The real Kremlin concern is almost certainly the expansion of US/Western influence into Moscow's client-state/buffer zone, and associated undermining of Russian prestige and clout. It may not really be so much the Czech and Polish bases that are causing problems as other US demands; for instance that Kosovo's independence from Serbia be recognised, or that Russia stop selling advanced weaponry to Iran. The disproportionate missile-shield anger may be just Russia seeking to acquire/manufacture a new bargaining chip to be swapped in other negotiations.

Hence yesterday's public US offer, intended to offer a face-saving route for Russia and also - perhaps - to somewhat reduce the value of the chip.

"We would consider tying together the activation of the sites in Poland and the Czech Republic with definitive proof of the threat, in other words, Iranian missile testing and so on," Mr Gates reportedly said.

This does seem fairly meaningless, to be honest - roughly equivalent to saying the radars will be mostly switched off until the US says different.

Even so, there are signs that Russia may be up for anything it can present as a US concession - or perhaps that other quieter deals have been reached on other matters. After Mr Gates' remarks yesterday, the Guardian quotes an unnamed Russian official as saying:

"We believe that the outcome of the talks is promising. We think a number of ideas the Americans raised in Moscow merit careful consideration. For example, we believe there is a need for a joint discussion of the Iranian missile threat."

Watch this space... ®

Providing a secure and efficient Helpdesk

More from The Register

next story
GRAV WAVE DRAMA: 'Big Bang echo' may have been grit on the scanner – boffins
Exit Planet Dust on faster-than-light expansion of universe
SpaceX Dragon cargo truck flies 3D printer to ISS: Clawdown in 3, 2...
Craft berths at space station with supplies, experiments, toys
That glass of water you just drank? It was OLDER than the SUN
One MEELLION years older. Some of it anyway
NASA rover Curiosity drills HOLE in MARS 'GOLF COURSE'
Joins 'traffic light' and perfect stony sphere on the Red Planet
Mine Bitcoins with PENCIL and PAPER
Forget Sudoku, crunch SHA-256 algos
Big dinosaur wowed females with its ENORMOUS HOOTER
That's right, Doris, I've got biggest snout in the prehistoric world
Japanese volcano eruption reportedly leaves 31 people presumed dead
Hopes fade of finding survivors on Mount Ontake
Canberra drone team dances a samba in Outback Challenge
CSIRO's 'missing bushwalker' found and watered
prev story

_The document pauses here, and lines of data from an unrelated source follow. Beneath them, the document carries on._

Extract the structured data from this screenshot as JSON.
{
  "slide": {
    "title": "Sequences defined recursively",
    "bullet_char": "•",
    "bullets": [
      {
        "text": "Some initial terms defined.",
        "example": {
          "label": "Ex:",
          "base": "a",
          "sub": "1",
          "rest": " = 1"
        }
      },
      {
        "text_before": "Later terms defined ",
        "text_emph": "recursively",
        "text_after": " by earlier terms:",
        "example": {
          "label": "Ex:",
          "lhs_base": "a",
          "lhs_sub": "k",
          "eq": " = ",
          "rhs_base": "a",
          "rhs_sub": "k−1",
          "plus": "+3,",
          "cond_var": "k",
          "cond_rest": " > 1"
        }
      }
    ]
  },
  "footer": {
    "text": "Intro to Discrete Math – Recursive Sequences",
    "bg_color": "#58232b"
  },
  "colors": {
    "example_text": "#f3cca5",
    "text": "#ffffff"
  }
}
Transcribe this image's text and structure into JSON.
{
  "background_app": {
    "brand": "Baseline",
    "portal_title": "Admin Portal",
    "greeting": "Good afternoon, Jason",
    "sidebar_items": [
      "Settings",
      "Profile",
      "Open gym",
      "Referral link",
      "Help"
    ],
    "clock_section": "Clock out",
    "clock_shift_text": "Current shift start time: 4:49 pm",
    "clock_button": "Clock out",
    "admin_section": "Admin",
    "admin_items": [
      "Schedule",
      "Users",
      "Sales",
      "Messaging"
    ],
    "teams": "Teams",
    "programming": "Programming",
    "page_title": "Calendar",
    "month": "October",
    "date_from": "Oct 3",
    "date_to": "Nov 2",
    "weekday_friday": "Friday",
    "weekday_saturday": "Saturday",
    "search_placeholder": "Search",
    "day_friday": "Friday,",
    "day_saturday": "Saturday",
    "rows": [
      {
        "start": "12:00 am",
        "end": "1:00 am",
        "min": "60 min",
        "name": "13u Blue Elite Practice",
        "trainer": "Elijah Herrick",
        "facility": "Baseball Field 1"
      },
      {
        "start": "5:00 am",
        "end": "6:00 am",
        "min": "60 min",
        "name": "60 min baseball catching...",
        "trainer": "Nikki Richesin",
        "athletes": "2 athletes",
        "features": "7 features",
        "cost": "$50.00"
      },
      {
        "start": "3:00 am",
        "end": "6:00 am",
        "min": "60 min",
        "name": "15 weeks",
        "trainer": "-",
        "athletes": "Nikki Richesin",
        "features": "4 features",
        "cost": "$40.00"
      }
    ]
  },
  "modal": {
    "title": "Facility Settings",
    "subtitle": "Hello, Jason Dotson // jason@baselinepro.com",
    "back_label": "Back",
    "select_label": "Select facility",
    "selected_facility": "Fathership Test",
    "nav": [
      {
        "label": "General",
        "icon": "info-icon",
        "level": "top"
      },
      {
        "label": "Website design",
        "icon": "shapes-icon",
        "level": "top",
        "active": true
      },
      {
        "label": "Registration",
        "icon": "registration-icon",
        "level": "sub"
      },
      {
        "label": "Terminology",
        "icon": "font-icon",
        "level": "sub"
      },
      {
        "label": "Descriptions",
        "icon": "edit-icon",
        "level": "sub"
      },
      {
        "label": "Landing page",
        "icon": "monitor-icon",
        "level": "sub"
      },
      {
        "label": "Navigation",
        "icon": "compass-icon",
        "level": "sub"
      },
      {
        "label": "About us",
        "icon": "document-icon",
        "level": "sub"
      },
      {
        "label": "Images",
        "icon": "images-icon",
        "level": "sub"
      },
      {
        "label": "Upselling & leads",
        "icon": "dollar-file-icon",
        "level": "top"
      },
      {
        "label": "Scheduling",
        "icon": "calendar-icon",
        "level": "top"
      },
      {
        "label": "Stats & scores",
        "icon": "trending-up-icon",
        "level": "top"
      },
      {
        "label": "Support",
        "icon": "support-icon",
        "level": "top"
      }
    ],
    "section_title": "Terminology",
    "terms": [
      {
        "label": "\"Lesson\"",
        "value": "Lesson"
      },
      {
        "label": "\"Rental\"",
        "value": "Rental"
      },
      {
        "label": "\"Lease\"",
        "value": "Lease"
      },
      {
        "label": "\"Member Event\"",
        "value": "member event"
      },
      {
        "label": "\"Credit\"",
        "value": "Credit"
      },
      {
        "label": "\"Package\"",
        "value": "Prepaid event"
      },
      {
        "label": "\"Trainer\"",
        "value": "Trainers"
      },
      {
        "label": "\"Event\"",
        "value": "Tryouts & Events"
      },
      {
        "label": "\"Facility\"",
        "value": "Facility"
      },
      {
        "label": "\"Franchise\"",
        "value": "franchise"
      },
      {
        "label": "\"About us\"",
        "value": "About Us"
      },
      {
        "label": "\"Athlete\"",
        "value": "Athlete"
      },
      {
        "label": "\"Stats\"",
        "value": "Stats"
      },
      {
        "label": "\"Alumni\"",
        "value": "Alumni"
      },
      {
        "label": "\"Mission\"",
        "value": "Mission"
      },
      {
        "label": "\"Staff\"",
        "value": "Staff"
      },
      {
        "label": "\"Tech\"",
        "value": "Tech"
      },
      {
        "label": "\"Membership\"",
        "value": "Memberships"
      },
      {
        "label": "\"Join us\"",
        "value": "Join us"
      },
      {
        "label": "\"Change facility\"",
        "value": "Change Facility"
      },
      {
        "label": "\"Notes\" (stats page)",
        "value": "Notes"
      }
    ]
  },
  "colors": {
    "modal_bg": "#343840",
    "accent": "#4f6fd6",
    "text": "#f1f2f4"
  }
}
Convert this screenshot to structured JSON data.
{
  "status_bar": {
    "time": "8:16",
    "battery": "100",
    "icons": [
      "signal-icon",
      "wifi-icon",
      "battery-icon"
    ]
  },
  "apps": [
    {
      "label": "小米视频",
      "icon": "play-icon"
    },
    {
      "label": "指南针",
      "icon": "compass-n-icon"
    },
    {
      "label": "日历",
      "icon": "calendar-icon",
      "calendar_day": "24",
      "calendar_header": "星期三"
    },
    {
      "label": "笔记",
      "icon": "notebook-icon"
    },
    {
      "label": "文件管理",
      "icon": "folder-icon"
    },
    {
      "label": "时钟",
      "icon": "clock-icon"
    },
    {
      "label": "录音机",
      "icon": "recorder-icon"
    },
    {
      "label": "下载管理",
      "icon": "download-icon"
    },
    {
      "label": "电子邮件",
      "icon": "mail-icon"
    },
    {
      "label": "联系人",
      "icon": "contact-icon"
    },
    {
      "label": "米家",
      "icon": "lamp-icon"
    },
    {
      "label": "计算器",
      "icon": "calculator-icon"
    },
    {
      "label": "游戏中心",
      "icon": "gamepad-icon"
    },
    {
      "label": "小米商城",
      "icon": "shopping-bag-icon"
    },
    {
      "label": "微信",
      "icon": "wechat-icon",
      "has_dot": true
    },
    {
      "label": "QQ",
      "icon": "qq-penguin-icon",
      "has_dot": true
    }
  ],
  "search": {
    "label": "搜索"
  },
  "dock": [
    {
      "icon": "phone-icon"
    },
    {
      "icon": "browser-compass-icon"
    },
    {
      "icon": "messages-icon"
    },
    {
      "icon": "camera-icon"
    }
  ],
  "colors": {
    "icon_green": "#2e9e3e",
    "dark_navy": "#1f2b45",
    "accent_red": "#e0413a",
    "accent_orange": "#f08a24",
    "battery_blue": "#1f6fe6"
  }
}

Whitepapers

A strategic approach to identity relationship management
ForgeRock commissioned Forrester to evaluate companies’ IAM practices and requirements when it comes to customer-facing scenarios versus employee-facing ones.
Storage capacity and performance optimization at Mizuno USA
Mizuno USA turn to Tegile storage technology to solve both their SAN and backup issues.
High Performance for All
While HPC is not new, it has traditionally been seen as a specialist area – is it now geared up to meet more mainstream requirements?
Beginner's guide to SSL certificates
De-mystify the technology involved and give you the information you need to make the best decision when considering your online security options.
Security for virtualized datacentres
Legacy security solutions are inefficient due to the architectural differences between physical and virtual environments.